*SOURCE DATA*:

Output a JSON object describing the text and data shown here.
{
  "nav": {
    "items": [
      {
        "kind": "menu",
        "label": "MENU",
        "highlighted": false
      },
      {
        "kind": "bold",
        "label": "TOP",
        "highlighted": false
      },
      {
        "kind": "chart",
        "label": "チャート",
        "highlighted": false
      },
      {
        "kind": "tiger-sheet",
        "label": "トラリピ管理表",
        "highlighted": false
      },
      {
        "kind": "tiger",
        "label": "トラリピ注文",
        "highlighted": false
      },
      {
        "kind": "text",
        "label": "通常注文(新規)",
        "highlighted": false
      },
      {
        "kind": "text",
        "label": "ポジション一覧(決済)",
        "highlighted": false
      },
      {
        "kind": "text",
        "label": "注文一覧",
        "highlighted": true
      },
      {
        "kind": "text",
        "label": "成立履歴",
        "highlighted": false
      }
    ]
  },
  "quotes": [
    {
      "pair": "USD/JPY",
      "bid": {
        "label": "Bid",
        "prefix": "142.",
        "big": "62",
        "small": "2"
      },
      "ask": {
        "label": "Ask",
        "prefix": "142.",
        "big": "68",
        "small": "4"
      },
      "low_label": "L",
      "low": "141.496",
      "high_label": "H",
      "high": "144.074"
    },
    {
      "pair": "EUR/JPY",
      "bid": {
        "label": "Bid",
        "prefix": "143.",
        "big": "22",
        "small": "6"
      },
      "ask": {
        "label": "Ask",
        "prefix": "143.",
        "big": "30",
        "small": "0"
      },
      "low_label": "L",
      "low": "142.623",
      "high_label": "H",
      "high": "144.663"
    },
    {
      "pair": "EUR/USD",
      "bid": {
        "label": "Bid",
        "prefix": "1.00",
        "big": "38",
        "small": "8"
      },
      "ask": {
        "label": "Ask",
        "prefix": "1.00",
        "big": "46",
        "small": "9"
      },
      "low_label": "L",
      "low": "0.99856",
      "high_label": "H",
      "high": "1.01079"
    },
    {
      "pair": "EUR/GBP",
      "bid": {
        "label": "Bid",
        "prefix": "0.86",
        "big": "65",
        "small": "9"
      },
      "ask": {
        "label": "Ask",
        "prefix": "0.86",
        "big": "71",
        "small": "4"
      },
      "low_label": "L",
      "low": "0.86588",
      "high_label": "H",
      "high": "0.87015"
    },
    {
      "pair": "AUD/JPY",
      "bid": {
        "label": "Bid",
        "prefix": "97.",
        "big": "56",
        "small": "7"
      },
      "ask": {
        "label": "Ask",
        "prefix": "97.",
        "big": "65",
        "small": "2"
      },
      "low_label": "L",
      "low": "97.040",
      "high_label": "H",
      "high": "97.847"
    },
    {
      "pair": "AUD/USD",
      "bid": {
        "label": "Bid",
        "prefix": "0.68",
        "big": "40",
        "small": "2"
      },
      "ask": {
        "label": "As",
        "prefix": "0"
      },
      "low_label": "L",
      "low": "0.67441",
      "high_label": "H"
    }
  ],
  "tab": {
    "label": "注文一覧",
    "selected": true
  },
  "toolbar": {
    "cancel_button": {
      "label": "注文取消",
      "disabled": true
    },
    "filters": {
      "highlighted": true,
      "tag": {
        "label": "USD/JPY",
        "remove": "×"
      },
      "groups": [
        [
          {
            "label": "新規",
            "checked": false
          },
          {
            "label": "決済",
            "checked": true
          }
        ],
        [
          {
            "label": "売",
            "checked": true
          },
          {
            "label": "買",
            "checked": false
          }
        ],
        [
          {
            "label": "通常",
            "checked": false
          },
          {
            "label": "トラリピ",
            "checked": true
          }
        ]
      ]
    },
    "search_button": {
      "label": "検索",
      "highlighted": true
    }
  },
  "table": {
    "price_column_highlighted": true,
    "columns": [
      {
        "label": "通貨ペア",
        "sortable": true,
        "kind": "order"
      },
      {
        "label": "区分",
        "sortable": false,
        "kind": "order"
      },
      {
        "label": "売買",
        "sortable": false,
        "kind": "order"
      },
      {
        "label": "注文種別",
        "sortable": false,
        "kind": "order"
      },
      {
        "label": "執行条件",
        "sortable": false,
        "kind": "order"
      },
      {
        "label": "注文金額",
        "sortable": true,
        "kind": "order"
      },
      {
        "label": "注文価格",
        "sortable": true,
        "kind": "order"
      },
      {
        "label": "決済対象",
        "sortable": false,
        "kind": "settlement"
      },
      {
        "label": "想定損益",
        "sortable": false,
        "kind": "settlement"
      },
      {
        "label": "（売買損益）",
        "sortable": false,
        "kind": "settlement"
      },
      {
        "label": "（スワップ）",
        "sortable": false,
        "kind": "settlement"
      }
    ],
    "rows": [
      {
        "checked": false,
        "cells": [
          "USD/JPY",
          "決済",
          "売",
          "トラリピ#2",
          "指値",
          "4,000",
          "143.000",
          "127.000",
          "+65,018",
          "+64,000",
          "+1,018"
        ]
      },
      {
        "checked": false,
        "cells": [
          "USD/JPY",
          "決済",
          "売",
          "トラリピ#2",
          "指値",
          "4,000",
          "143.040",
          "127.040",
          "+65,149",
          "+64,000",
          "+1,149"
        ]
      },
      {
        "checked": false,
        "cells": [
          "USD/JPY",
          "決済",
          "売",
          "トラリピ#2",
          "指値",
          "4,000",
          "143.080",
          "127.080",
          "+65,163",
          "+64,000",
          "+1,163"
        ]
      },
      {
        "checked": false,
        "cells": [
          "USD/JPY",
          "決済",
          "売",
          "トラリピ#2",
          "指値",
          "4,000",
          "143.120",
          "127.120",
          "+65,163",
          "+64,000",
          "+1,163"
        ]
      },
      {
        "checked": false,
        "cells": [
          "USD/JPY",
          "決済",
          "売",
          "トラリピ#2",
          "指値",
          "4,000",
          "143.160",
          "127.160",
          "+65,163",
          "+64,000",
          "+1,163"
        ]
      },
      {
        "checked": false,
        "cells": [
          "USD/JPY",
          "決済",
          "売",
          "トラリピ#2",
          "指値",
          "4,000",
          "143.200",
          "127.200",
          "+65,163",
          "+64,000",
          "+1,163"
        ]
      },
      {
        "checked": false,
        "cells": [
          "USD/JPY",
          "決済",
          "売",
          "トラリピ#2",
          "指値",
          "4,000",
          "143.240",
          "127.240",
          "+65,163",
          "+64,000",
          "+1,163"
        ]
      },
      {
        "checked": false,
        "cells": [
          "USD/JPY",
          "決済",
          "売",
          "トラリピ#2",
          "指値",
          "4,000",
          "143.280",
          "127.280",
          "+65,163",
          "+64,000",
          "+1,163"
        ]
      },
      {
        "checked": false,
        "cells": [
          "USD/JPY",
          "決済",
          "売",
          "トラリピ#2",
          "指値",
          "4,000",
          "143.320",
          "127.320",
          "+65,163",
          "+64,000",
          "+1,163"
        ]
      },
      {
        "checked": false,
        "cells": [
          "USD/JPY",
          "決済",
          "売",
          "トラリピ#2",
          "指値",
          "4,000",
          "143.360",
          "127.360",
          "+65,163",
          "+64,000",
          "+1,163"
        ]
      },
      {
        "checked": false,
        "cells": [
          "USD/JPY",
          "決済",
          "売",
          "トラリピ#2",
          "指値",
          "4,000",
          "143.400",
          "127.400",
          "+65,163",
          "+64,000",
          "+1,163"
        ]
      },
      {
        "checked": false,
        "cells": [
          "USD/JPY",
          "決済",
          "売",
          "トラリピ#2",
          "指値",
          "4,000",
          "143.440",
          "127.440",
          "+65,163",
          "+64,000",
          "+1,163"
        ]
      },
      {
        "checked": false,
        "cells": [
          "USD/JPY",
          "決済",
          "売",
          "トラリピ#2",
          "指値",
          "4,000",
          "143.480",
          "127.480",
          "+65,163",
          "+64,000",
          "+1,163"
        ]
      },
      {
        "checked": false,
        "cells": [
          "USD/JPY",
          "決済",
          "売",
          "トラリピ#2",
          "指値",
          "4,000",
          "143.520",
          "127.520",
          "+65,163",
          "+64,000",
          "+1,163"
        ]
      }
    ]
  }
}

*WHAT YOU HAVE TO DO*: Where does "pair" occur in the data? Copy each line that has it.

*COMPLETED TASK*:
      "pair": "USD/JPY",
      "pair": "EUR/JPY",
      "pair": "EUR/USD",
      "pair": "EUR/GBP",
      "pair": "AUD/JPY",
      "pair": "AUD/USD",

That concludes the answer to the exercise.